Universal Basic Income cannot be a solution to India’s structural problems that are depressing the income growth of workers
Every year there is a hype when the Finance Minister presents the Budget. Though the principal purpose of the Budget is to deal with the accounts of the government, people look to it to gauge which way the country will be heading. In an election year, the government will present only an interim Budget to keep it going till after the elections. However, with the elections in mind, the Finance Minister may use the occasion to announce the government’s policies if elected again.
Indian politics have been on a boil for the last three years, with issues related to the distress of small farmers, the impact of demonetisation on small enterprises, and the dearth of jobs. Low and uncertain incomes in the lower half of the economic pyramid are driving the political agenda.
Some economists are producing statistics to prove that the economy is creating enough jobs. Their numbers cannot convince the millions of people, many graduates, who cannot find any good job.
In fact, the pressure on the Central and State governments to find solutions for the uncertain incomes of farmers and seekers of good jobs, has caused State governments to come up with a flurry of schemes to support farmers’ incomes, and pushed the Central government to expand the ambit of job reservations even to socially forward communities.
Last year, in the Economic Survey, presented before the Budget, the Chief Economic Advisor had proposed a Universal Basic Income (UBI) to be provided by the government to people, whether they have work or not, as a solution to the growing problem of low and uncertain incomes. This idea has been receiving a lot of support from academic economists in India and elsewhere.
Many of them had been critics of MNREGA which guaranteed some income to people who needed it provided they did the work offered to them. According to these economists, MNREGA was a very ‘socialist’ idea, because people should be engaged in productive enterprises and should not expect doles from the government.
Nevertheless, these economists support UBI, though it is even more ‘socialist’ since it does not expect people to do any work at all to get the income supplement.
The concept of a UBI has broken down some ideological barriers between economists with ‘socialist’ and ‘capitalist’ leanings. Therefore, one can expect politicians on all sides to jump on the UBI bandwagon. It justifies their offering doles at election time, which otherwise economists criticise them for. Indeed, Rahul Gandhi seems to have already jumped the gun and offered a universal income if the Congress is elected. What is the Finance Minister going to now say in his Budget speech?
The Finance Minister must say something about what his government (and his political party) will do about the problem of too few secure jobs and too little secure incomes for the masses of people who will be voting in a few months. Will he present a set of numbers to try and convince people that Aache Din are already here? Or, admit that there is a big problem and suggest what his government will do to solve it?
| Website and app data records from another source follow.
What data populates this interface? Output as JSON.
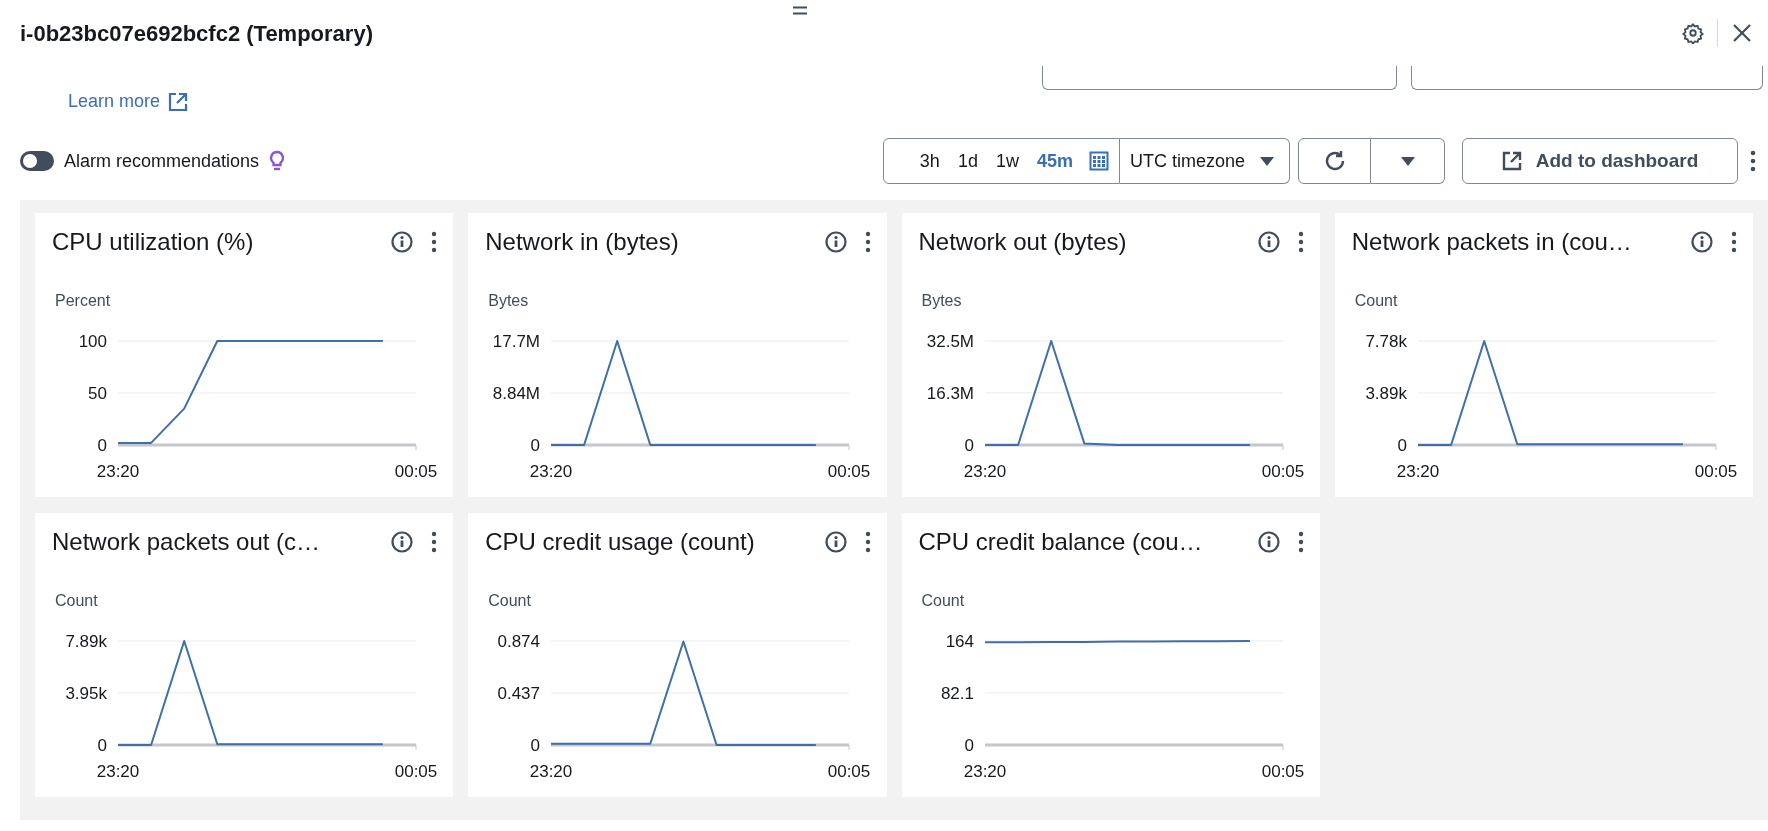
{
  "header": {
    "title": "i-0b23bc07e692bcfc2 (Temporary)"
  },
  "learn_more": {
    "label": "Learn more"
  },
  "alarm_recommendations": {
    "label": "Alarm recommendations",
    "on": false
  },
  "time_range": {
    "options": [
      {
        "label": "3h",
        "selected": false
      },
      {
        "label": "1d",
        "selected": false
      },
      {
        "label": "1w",
        "selected": false
      },
      {
        "label": "45m",
        "selected": true
      }
    ]
  },
  "timezone": {
    "label": "UTC timezone"
  },
  "add_to_dashboard": {
    "label": "Add to dashboard"
  },
  "widgets": [
    {
      "title": "CPU utilization (%)",
      "chart_data": {
        "type": "line",
        "ylabel": "Percent",
        "categories": [
          "23:20",
          null,
          null,
          null,
          null,
          null,
          null,
          null,
          null,
          "00:05"
        ],
        "ylim": [
          0,
          100
        ],
        "yticks": [
          0,
          50,
          100
        ],
        "series": [
          {
            "color": "#3f6fa8",
            "values": [
              2,
              2,
              35,
              100,
              100,
              100,
              100,
              100,
              100,
              null
            ]
          }
        ]
      }
    },
    {
      "title": "Network in (bytes)",
      "chart_data": {
        "type": "line",
        "ylabel": "Bytes",
        "categories": [
          "23:20",
          null,
          null,
          null,
          null,
          null,
          null,
          null,
          null,
          "00:05"
        ],
        "ylim": [
          0,
          17700000
        ],
        "yticks": [
          0,
          {
            "value": 8840000,
            "label": "8.84M"
          },
          {
            "value": 17700000,
            "label": "17.7M"
          }
        ],
        "series": [
          {
            "color": "#3f6fa8",
            "values": [
              0,
              0,
              17700000,
              0,
              0,
              0,
              0,
              0,
              0,
              null
            ]
          }
        ]
      }
    },
    {
      "title": "Network out (bytes)",
      "chart_data": {
        "type": "line",
        "ylabel": "Bytes",
        "categories": [
          "23:20",
          null,
          null,
          null,
          null,
          null,
          null,
          null,
          null,
          "00:05"
        ],
        "ylim": [
          0,
          32500000
        ],
        "yticks": [
          0,
          {
            "value": 16300000,
            "label": "16.3M"
          },
          {
            "value": 32500000,
            "label": "32.5M"
          }
        ],
        "series": [
          {
            "color": "#3f6fa8",
            "values": [
              0,
              0,
              32500000,
              500000,
              0,
              0,
              0,
              0,
              0,
              null
            ]
          }
        ]
      }
    },
    {
      "title": "Network packets in (cou…",
      "chart_data": {
        "type": "line",
        "ylabel": "Count",
        "categories": [
          "23:20",
          null,
          null,
          null,
          null,
          null,
          null,
          null,
          null,
          "00:05"
        ],
        "ylim": [
          0,
          7780
        ],
        "yticks": [
          0,
          {
            "value": 3890,
            "label": "3.89k"
          },
          {
            "value": 7780,
            "label": "7.78k"
          }
        ],
        "series": [
          {
            "color": "#3f6fa8",
            "values": [
              0,
              0,
              7780,
              50,
              50,
              50,
              50,
              50,
              50,
              null
            ]
          }
        ]
      }
    },
    {
      "title": "Network packets out (c…",
      "chart_data": {
        "type": "line",
        "ylabel": "Count",
        "categories": [
          "23:20",
          null,
          null,
          null,
          null,
          null,
          null,
          null,
          null,
          "00:05"
        ],
        "ylim": [
          0,
          7890
        ],
        "yticks": [
          0,
          {
            "value": 3950,
            "label": "3.95k"
          },
          {
            "value": 7890,
            "label": "7.89k"
          }
        ],
        "series": [
          {
            "color": "#3f6fa8",
            "values": [
              0,
              0,
              7890,
              50,
              50,
              50,
              50,
              50,
              50,
              null
            ]
          }
        ]
      }
    },
    {
      "title": "CPU credit usage (count)",
      "chart_data": {
        "type": "line",
        "ylabel": "Count",
        "categories": [
          "23:20",
          null,
          null,
          null,
          null,
          null,
          null,
          null,
          null,
          "00:05"
        ],
        "ylim": [
          0,
          0.874
        ],
        "yticks": [
          0,
          0.437,
          0.874
        ],
        "series": [
          {
            "color": "#3f6fa8",
            "values": [
              0.01,
              0.01,
              0.01,
              0.01,
              0.87,
              0,
              0,
              0,
              0,
              null
            ]
          }
        ]
      }
    },
    {
      "title": "CPU credit balance (cou…",
      "chart_data": {
        "type": "line",
        "ylabel": "Count",
        "categories": [
          "23:20",
          null,
          null,
          null,
          null,
          null,
          null,
          null,
          null,
          "00:05"
        ],
        "ylim": [
          0,
          164
        ],
        "yticks": [
          0,
          82.1,
          164
        ],
        "series": [
          {
            "color": "#3f6fa8",
            "values": [
              162,
              162,
              162.5,
              162.5,
              163,
              163,
              163.5,
              163.5,
              164,
              null
            ]
          }
        ]
      }
    }
  ]
}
The country’s biggest problem is that, while GDP has been growing, incomes for people in the lower half of the pyramid have not been increasing enough. The problem is not inadequate growth of the size of India’s economy, but with the shape it is taking. It is lop-sided. Too little wealth seems to trickle down, while a lot seems to be going up to people at the top.
Oxfam and others have been pointing out that the numbers of billionaires being produced by the Indian economy is increasing faster than almost every other country. On the other hand, incomes at the bottom are not growing as well. Moreover, India lags in the pace of improvement of human development indicators — basic education and basic health, compared even with some of its poorer sub-continental neighbours.
UBI cannot be a solution to India’s structural problems. If the UBI has to be enough to meet all citizens’ needs, the resources required by the government will be too much. Financial markets want the finance minister to keep the budget deficit low. Companies and rich people who have the resources to pay more taxes argue that higher taxes will reduce their incentives to invest.
The finance minister has little wiggle room. He cannot find the resources to provide for an adequate UBI and balance the budget at the same time.
Since this is an interim Budget, he can kick the can down the road. Offer the moon to get elected, and then face up to the structural problems of the economy afterwards.
Structural problems of the Indian economy that are depressing growth of incomes in the bottom half of the pyramid are: one, the terms of trade are set against small enterprises, and, two, the terms of employment are set against workers in informal and temporary employment — that is, over 95 per cent of India’s workers.
Prices of tiny enterprises (and small farmers) are pressed down by large buyers. Workers in insecure employment have no power to bargain for better terms of employment. When farmers begin to organise large rallies, and when underemployed youth rally to demand more jobs, politicians take notice. Then, with the gun to their head, politicians respond with populist schemes.
A financial budget cannot provide solutions for the deep-set structural problems of the Indian economy. Political solutions are required. Equitable as well as economically sustainable solutions will be found when tiny enterprises are helped to form strong associations, and workers are encouraged to form good unions.
These associations of small enterprises and unions of small people must be invited to sit at the table in policy formulation. They should not have to block the streets for their concerns to be heard. When will this happen?
The writer is a former member of the Planning Commission and author. (Through The Billion Press)